The data:
——————

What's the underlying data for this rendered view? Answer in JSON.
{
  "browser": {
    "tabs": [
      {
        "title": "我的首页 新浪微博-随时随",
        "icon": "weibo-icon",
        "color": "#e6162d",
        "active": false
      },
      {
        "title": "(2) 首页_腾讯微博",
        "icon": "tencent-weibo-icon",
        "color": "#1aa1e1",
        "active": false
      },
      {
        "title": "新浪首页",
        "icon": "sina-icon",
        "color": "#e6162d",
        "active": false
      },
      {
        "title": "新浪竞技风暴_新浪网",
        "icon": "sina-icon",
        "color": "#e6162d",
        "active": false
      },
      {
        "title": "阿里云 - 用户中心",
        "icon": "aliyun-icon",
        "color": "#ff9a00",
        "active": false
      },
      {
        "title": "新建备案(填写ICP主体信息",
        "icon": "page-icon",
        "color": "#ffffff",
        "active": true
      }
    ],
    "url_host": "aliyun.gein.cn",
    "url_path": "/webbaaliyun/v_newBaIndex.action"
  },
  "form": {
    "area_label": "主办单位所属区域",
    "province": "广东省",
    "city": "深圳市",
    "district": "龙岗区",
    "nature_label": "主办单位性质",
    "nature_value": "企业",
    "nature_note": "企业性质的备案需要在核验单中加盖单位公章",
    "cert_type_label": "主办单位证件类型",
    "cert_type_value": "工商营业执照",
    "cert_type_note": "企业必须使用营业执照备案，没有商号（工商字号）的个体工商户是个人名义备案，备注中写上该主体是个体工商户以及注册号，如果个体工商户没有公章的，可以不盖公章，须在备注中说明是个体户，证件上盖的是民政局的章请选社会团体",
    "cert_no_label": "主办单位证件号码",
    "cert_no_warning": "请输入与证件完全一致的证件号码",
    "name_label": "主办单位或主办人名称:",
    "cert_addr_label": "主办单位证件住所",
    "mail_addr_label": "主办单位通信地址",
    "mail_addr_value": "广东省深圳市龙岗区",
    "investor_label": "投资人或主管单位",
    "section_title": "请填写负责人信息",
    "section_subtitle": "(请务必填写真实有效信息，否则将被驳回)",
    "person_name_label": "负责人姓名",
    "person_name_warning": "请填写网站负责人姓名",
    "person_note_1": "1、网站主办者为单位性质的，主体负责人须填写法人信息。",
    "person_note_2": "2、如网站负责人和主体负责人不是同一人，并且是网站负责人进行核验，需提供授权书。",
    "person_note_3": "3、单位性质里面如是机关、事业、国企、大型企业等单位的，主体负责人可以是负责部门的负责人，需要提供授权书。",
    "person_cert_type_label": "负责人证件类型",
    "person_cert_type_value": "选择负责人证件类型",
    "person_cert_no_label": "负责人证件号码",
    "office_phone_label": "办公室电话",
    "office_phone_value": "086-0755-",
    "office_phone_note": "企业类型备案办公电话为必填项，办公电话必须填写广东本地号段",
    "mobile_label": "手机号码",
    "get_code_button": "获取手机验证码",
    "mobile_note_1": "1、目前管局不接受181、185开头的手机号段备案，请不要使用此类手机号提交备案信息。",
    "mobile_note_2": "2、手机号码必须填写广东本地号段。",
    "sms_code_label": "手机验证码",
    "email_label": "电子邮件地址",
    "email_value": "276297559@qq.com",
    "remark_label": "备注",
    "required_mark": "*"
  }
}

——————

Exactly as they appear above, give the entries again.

Answer box:
What's the underlying data for this rendered view? Answer in JSON.
{
  "browser": {
    "tabs": [
      {
        "title": "我的首页 新浪微博-随时随",
        "icon": "weibo-icon",
        "color": "#e6162d",
        "active": false
      },
      {
        "title": "(2) 首页_腾讯微博",
        "icon": "tencent-weibo-icon",
        "color": "#1aa1e1",
        "active": false
      },
      {
        "title": "新浪首页",
        "icon": "sina-icon",
        "color": "#e6162d",
        "active": false
      },
      {
        "title": "新浪竞技风暴_新浪网",
        "icon": "sina-icon",
        "color": "#e6162d",
        "active": false
      },
      {
        "title": "阿里云 - 用户中心",
        "icon": "aliyun-icon",
        "color": "#ff9a00",
        "active": false
      },
      {
        "title": "新建备案(填写ICP主体信息",
        "icon": "page-icon",
        "color": "#ffffff",
        "active": true
      }
    ],
    "url_host": "aliyun.gein.cn",
    "url_path": "/webbaaliyun/v_newBaIndex.action"
  },
  "form": {
    "area_label": "主办单位所属区域",
    "province": "广东省",
    "city": "深圳市",
    "district": "龙岗区",
    "nature_label": "主办单位性质",
    "nature_value": "企业",
    "nature_note": "企业性质的备案需要在核验单中加盖单位公章",
    "cert_type_label": "主办单位证件类型",
    "cert_type_value": "工商营业执照",
    "cert_type_note": "企业必须使用营业执照备案，没有商号（工商字号）的个体工商户是个人名义备案，备注中写上该主体是个体工商户以及注册号，如果个体工商户没有公章的，可以不盖公章，须在备注中说明是个体户，证件上盖的是民政局的章请选社会团体",
    "cert_no_label": "主办单位证件号码",
    "cert_no_warning": "请输入与证件完全一致的证件号码",
    "name_label": "主办单位或主办人名称:",
    "cert_addr_label": "主办单位证件住所",
    "mail_addr_label": "主办单位通信地址",
    "mail_addr_value": "广东省深圳市龙岗区",
    "investor_label": "投资人或主管单位",
    "section_title": "请填写负责人信息",
    "section_subtitle": "(请务必填写真实有效信息，否则将被驳回)",
    "person_name_label": "负责人姓名",
    "person_name_warning": "请填写网站负责人姓名",
    "person_note_1": "1、网站主办者为单位性质的，主体负责人须填写法人信息。",
    "person_note_2": "2、如网站负责人和主体负责人不是同一人，并且是网站负责人进行核验，需提供授权书。",
    "person_note_3": "3、单位性质里面如是机关、事业、国企、大型企业等单位的，主体负责人可以是负责部门的负责人，需要提供授权书。",
    "person_cert_type_label": "负责人证件类型",
    "person_cert_type_value": "选择负责人证件类型",
    "person_cert_no_label": "负责人证件号码",
    "office_phone_label": "办公室电话",
    "office_phone_value": "086-0755-",
    "office_phone_note": "企业类型备案办公电话为必填项，办公电话必须填写广东本地号段",
    "mobile_label": "手机号码",
    "get_code_button": "获取手机验证码",
    "mobile_note_1": "1、目前管局不接受181、185开头的手机号段备案，请不要使用此类手机号提交备案信息。",
    "mobile_note_2": "2、手机号码必须填写广东本地号段。",
    "sms_code_label": "手机验证码",
    "email_label": "电子邮件地址",
    "email_value": "276297559@qq.com",
    "remark_label": "备注",
    "required_mark": "*"
  }
}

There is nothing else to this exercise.